### ENTRIES SHOWN

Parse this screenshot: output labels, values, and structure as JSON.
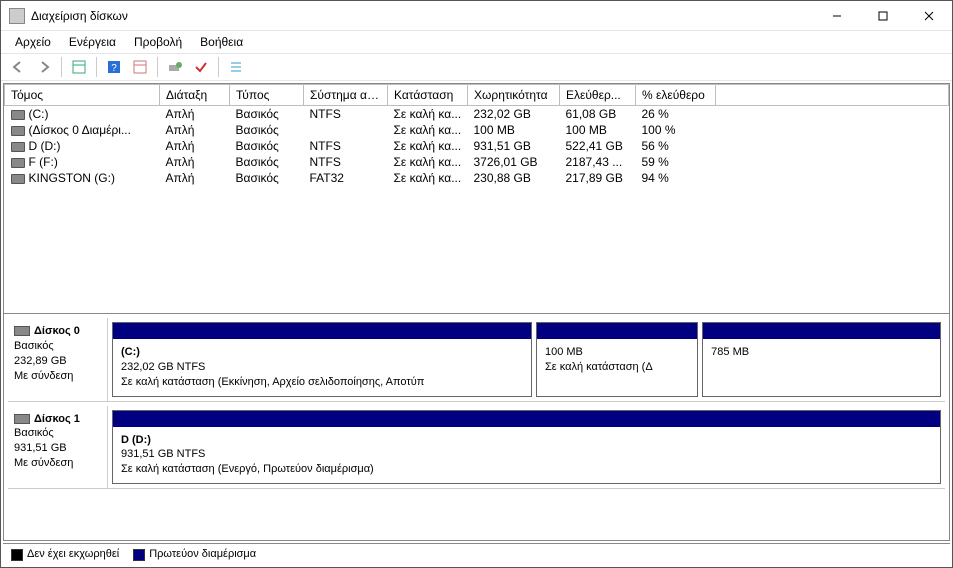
{
  "window": {
    "title": "Διαχείριση δίσκων"
  },
  "menu": {
    "file": "Αρχείο",
    "action": "Ενέργεια",
    "view": "Προβολή",
    "help": "Βοήθεια"
  },
  "columns": {
    "volume": "Τόμος",
    "layout": "Διάταξη",
    "type": "Τύπος",
    "fs": "Σύστημα αρ...",
    "status": "Κατάσταση",
    "capacity": "Χωρητικότητα",
    "free": "Ελεύθερ...",
    "pctfree": "% ελεύθερο"
  },
  "volumes": [
    {
      "name": "(C:)",
      "layout": "Απλή",
      "type": "Βασικός",
      "fs": "NTFS",
      "status": "Σε καλή κα...",
      "capacity": "232,02 GB",
      "free": "61,08 GB",
      "pctfree": "26 %"
    },
    {
      "name": "(Δίσκος 0 Διαμέρι...",
      "layout": "Απλή",
      "type": "Βασικός",
      "fs": "",
      "status": "Σε καλή κα...",
      "capacity": "100 MB",
      "free": "100 MB",
      "pctfree": "100 %"
    },
    {
      "name": "D (D:)",
      "layout": "Απλή",
      "type": "Βασικός",
      "fs": "NTFS",
      "status": "Σε καλή κα...",
      "capacity": "931,51 GB",
      "free": "522,41 GB",
      "pctfree": "56 %"
    },
    {
      "name": "F (F:)",
      "layout": "Απλή",
      "type": "Βασικός",
      "fs": "NTFS",
      "status": "Σε καλή κα...",
      "capacity": "3726,01 GB",
      "free": "2187,43 ...",
      "pctfree": "59 %"
    },
    {
      "name": "KINGSTON (G:)",
      "layout": "Απλή",
      "type": "Βασικός",
      "fs": "FAT32",
      "status": "Σε καλή κα...",
      "capacity": "230,88 GB",
      "free": "217,89 GB",
      "pctfree": "94 %"
    }
  ],
  "disks": [
    {
      "name": "Δίσκος 0",
      "type": "Βασικός",
      "size": "232,89 GB",
      "status": "Με σύνδεση",
      "partitions": [
        {
          "title": "(C:)",
          "sub": "232,02 GB NTFS",
          "status": "Σε καλή κατάσταση (Εκκίνηση, Αρχείο σελιδοποίησης, Αποτύπ",
          "flex": 6
        },
        {
          "title": "",
          "sub": "100 MB",
          "status": "Σε καλή κατάσταση (Δ",
          "flex": 2.3
        },
        {
          "title": "",
          "sub": "785 MB",
          "status": "",
          "flex": 3.4
        }
      ]
    },
    {
      "name": "Δίσκος 1",
      "type": "Βασικός",
      "size": "931,51 GB",
      "status": "Με σύνδεση",
      "partitions": [
        {
          "title": "D  (D:)",
          "sub": "931,51 GB NTFS",
          "status": "Σε καλή κατάσταση (Ενεργό, Πρωτεύον διαμέρισμα)",
          "flex": 1
        }
      ]
    }
  ],
  "legend": {
    "unalloc": "Δεν έχει εκχωρηθεί",
    "primary": "Πρωτεύον διαμέρισμα"
  }
}
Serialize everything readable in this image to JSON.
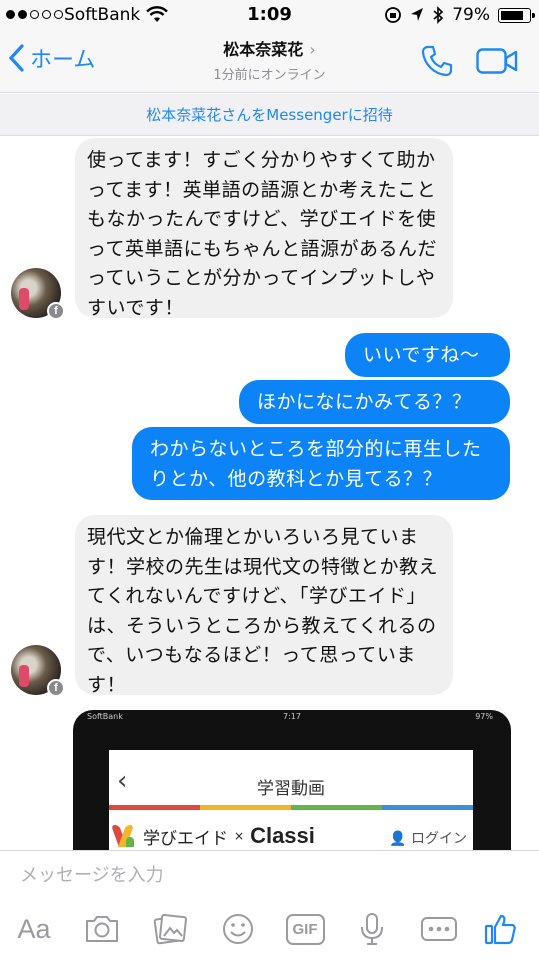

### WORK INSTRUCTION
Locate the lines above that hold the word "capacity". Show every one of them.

### TASK OUTPUT
    "capacity": "Χωρητικότητα",
      "capacity": "232,02 GB",
      "capacity": "100 MB",
      "capacity": "931,51 GB",
      "capacity": "3726,01 GB",
      "capacity": "230,88 GB",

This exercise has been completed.